European fishing vessels will need a licence to catch in UK waters from the end of December under Boris Johnson’s Brexit plan, it has emerged.
After fisheries negotiations stalled in Brussels last week, the UK Government has today published a draft of its demands in a bid to move the conversation forward ahead of the final round of talks on June 1.
The 11-page fisheries offer to the EU makes clear that the UK will be an independent coastal state by the end of the year and argues for a new relationship, similar to that between the EU and Norway, based on the principle of zonal attachment.
The document states that the UK will ensure the “continued sustainable and rational management of the fish stocks” but makes clear the vehicle for that will not be the common fisheries policy.
“Each party shall manage its own fisheries independently and may take such measures in its relevant waters as it considers appropriate to ensure the rational and sustainable management of fisheries”, the UK legal text states.
We believe agreement is possible if flexibility is shown.”
To manage future disagreements, the UK has suggested the establishment of an EU-UK “fisheries co-operation forum”.
The forum would manage, monitor, control and enforce on issues relating to fisheries.
On enforcement, the UK has made clear that “any vessel granted access to fish in the relevant waters of the other party must obtain an authorisation and a licence”.
The text also makes clear that the fisheries agreement between the UK and EU can be suspended, with two years’ notice, if there is a dispute that cannot be resolved.
Cabinet Office minister Michael Gove, speaking in the Commons this afternoon, said he believed an “agreement is possible if flexibility is shown”.

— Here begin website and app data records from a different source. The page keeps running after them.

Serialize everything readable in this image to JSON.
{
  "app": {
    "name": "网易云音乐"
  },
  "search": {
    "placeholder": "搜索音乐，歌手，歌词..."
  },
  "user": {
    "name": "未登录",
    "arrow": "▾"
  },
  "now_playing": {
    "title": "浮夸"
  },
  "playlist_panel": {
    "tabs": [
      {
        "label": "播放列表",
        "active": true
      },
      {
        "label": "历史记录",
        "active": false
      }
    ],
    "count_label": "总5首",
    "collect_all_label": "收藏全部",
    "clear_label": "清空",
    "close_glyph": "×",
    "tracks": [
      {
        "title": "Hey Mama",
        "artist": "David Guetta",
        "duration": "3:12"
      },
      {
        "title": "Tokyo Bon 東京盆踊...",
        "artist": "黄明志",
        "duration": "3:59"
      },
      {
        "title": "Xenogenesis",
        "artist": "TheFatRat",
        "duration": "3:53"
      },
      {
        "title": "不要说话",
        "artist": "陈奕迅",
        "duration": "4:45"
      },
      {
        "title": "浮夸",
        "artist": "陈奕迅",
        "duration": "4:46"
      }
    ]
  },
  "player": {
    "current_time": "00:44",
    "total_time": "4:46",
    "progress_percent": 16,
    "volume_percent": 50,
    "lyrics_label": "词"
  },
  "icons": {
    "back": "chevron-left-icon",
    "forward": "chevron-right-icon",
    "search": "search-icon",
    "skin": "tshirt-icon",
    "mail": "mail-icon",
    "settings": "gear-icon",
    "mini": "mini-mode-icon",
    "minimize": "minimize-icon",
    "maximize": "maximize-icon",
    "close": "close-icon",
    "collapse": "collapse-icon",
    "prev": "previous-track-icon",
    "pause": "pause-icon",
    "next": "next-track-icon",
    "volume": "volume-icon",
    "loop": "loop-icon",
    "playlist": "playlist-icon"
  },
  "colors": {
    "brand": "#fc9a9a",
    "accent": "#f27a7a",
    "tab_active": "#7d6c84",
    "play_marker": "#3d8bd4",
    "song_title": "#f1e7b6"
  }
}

He said: “The discussion last week underlined that a standard comprehensive free trade agreement alongside other key agreements on issues such as law enforcement, civil nuclear and aviation, all in line with the political declaration, could be agreed without major difficulties in the time available.
“There remain, however, some areas where we have significant difference of principle, notably on fisheries, governance arrangements and the so-called level playing field.

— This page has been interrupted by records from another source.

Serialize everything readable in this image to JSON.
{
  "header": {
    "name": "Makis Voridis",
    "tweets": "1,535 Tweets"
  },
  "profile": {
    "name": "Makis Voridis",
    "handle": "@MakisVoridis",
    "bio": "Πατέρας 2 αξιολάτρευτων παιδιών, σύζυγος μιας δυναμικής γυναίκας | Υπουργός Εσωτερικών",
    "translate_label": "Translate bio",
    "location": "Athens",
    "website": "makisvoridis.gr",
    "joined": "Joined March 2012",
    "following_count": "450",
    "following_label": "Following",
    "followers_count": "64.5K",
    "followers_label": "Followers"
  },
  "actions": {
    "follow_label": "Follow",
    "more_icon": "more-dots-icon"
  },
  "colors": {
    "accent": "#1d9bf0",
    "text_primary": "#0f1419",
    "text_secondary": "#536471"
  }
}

“The EU essentially wants us to obey the rules of their club even though we’re no longer members and they want the same access to our fishing grounds as they currently enjoy, while restricting our access to their markets.
“It remains difficult to reach a mutually beneficial agreement while the EU maintains such an ideological approach.
“But, we believe agreement is possible if flexibility is shown.”
Scottish constitution secretary Michael Russell said, with the pandemic, the UK Government needed to ask for a two-year Brexit delay.
He said: “People in Scotland will be utterly dismayed that the UK Government is pressing ahead with these complex negotiations when all their efforts should be focused on tackling the current unprecedented crisis.
“Last week’s negotiating round again failed to progress the most difficult issues. This makes it more urgent than ever that the UK Government asks for a two year extension to the current transition period to avoid the the disaster of no-deal in just over seven months’ time.”
As well as fisheries, the texts also include plans for trade, aviation, energy, law enforcement and judicial cooperation.